  67. Salagianni, M.; Baxevanis, C.N.; Papamichail, M.; Perez S.A. New insights into the role of NK cells in cancer immuno-therapy. Oncoimmunology 2012, 1, 205-207.
  68. Motohashi, S.; Okamoto, Y.; Yoshino, I.; Nakayama T. Anti-tumor immune responses induced by iNKT cell-based immuno-therapy for lung cancer and head and neck cancer. Clin. Immunol. 2011, 140, 167–176.
  69. Martínez-Lostao, L.; Anel, A.; Pardo, J. How Do Cytotoxic Lymphocytes Kill Cancer Cells? Cancer Res. 2015, 21, 5047–5056, doi:10.1158/1078-0432.ccr-15-0685.
  70. Domagala-Kulawik J, Osinska I, Hoser G. Mechanisms of immune response regulation in lung cancer. Transl Lung Cancer Res. 2014 Feb;3(1):15-22. doi: 10.3978/j.issn.2218-6751.2013.11.03. PMID: 25806277; PMCID: PMC4367608.
  71. von Bernstorff, W.; Voss, M.; Freichel, S.; Schmid A.; Vogel I.; Jöhnk C.; Henne-Bruns D.; Kremer B.; Kalthoff H. Systemic and local immunosuppression in pancreatic cancer patients. Cancer Res. 2001, 7, 925s–932s.
  72. Gastman, B.R.; E.; Johnson, D.; Whiteside, T.L.; Rabinowich, H. Caspase-mediated degradation of T-cell receptor zeta-chain. Cancer Res. 1999, 59, 1422–1427.
  73. Gastman, B.R.; Johnson, D.E.; Whiteside, T.L.; Rabinowich, H. Tumor-induced apoptosis of T lymphocytes: Elucidation of intracellular apoptotic events. Blood 2000, 95, 2015–2023, doi:10.1182/blood.v95.6.2015.
  74. Suzuki, M.; Iizasa, T.; Ko, E.; Baba, M.; Saitoh, Y.; Shibuya, K.; Sekine, Y.; Yoshida, S.; Hiroshima, K.; Fujisawa, T. Serum endostatin correlates with progression and prognosis of non-small cell lung cancer. Lung Cancer 2002, 35, 29–34, doi:10.1016/s0169-5002(01)00285-9.
  75. Kim, R.; Emi, M.; Tanabe, K.; Arihiro, K. Tumor-Driven Evolution of Immunosuppressive Networks during Malignant Progression. Cancer Res. 2006, 66, 5527–5536, doi:10.1158/0008-5472.can-05-4128.
  76. Juprelle-Soret, M.; Coninck, S.W.-D.; Wattiaux, R. Subcellular localization of transglutaminase.

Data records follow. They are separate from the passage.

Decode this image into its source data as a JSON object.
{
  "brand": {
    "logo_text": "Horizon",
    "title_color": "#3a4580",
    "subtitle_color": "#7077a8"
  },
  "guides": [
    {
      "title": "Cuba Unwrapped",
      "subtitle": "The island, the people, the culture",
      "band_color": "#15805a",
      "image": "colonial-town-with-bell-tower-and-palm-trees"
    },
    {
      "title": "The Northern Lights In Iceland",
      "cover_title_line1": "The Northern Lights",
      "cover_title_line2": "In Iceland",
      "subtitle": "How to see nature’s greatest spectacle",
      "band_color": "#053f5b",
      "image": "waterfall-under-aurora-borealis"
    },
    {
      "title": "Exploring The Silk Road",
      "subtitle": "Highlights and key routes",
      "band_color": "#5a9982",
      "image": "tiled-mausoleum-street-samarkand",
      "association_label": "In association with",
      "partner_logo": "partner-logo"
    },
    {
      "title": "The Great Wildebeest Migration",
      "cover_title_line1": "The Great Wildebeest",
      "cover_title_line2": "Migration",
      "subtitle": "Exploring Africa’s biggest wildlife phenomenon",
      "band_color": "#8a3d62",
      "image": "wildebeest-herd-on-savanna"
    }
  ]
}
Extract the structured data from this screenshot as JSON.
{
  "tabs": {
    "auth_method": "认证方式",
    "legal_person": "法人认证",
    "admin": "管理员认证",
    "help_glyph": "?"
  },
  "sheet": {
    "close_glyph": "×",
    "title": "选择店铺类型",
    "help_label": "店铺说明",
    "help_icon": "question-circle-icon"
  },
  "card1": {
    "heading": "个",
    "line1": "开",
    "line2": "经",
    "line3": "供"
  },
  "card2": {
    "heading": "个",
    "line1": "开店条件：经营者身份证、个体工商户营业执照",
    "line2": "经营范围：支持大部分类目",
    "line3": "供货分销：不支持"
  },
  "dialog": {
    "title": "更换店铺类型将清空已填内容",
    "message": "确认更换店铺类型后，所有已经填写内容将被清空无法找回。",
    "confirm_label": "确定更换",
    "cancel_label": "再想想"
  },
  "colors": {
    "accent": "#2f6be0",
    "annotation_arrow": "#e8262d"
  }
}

Effect of collagen. J. 1988, 250, 421–427, doi:10.1042/bj2500421.
  77. Savinov, A.Y.; Wong, F.S.; Stonebraker, A.C.; Chervonsky, A.V. Presentation of antigen by endothelial cells and chem-oattraction are required for homing of insulin-specific CD8+ T cells. Exp. Med. 2003, 97, 643–656.
  78. Spiotto, M.T.; Yu, P.; Rowley, D.A.; Nishimura, M.I.; Meredith, S.C.; Gajewski, T.F.; Fu, Y.-X.; Schreiber, H. Increasing Tumor Antigen Expression Overcomes “Ignorance” to Solid Tumors via Crosspresentation by Bone Marrow-Derived Stromal Cells. Immunity 2002, 17, 737–747, doi:10.1016/s1074-7613(02)00480-6.
  79. Pietras, K.; Ostman, A.; Sjöquist, M.; Buchdunger, E.; Reed, R.K.; Heldin, C.H.; Rubin, K. Inhibition of platelet-derived growth factor receptors reduces interstitial hypertension and increases transcapillary transport in tumors. Cancer Res. 2001, 61, 2929–2934.
This entry is offline, you can click here to edit this entry!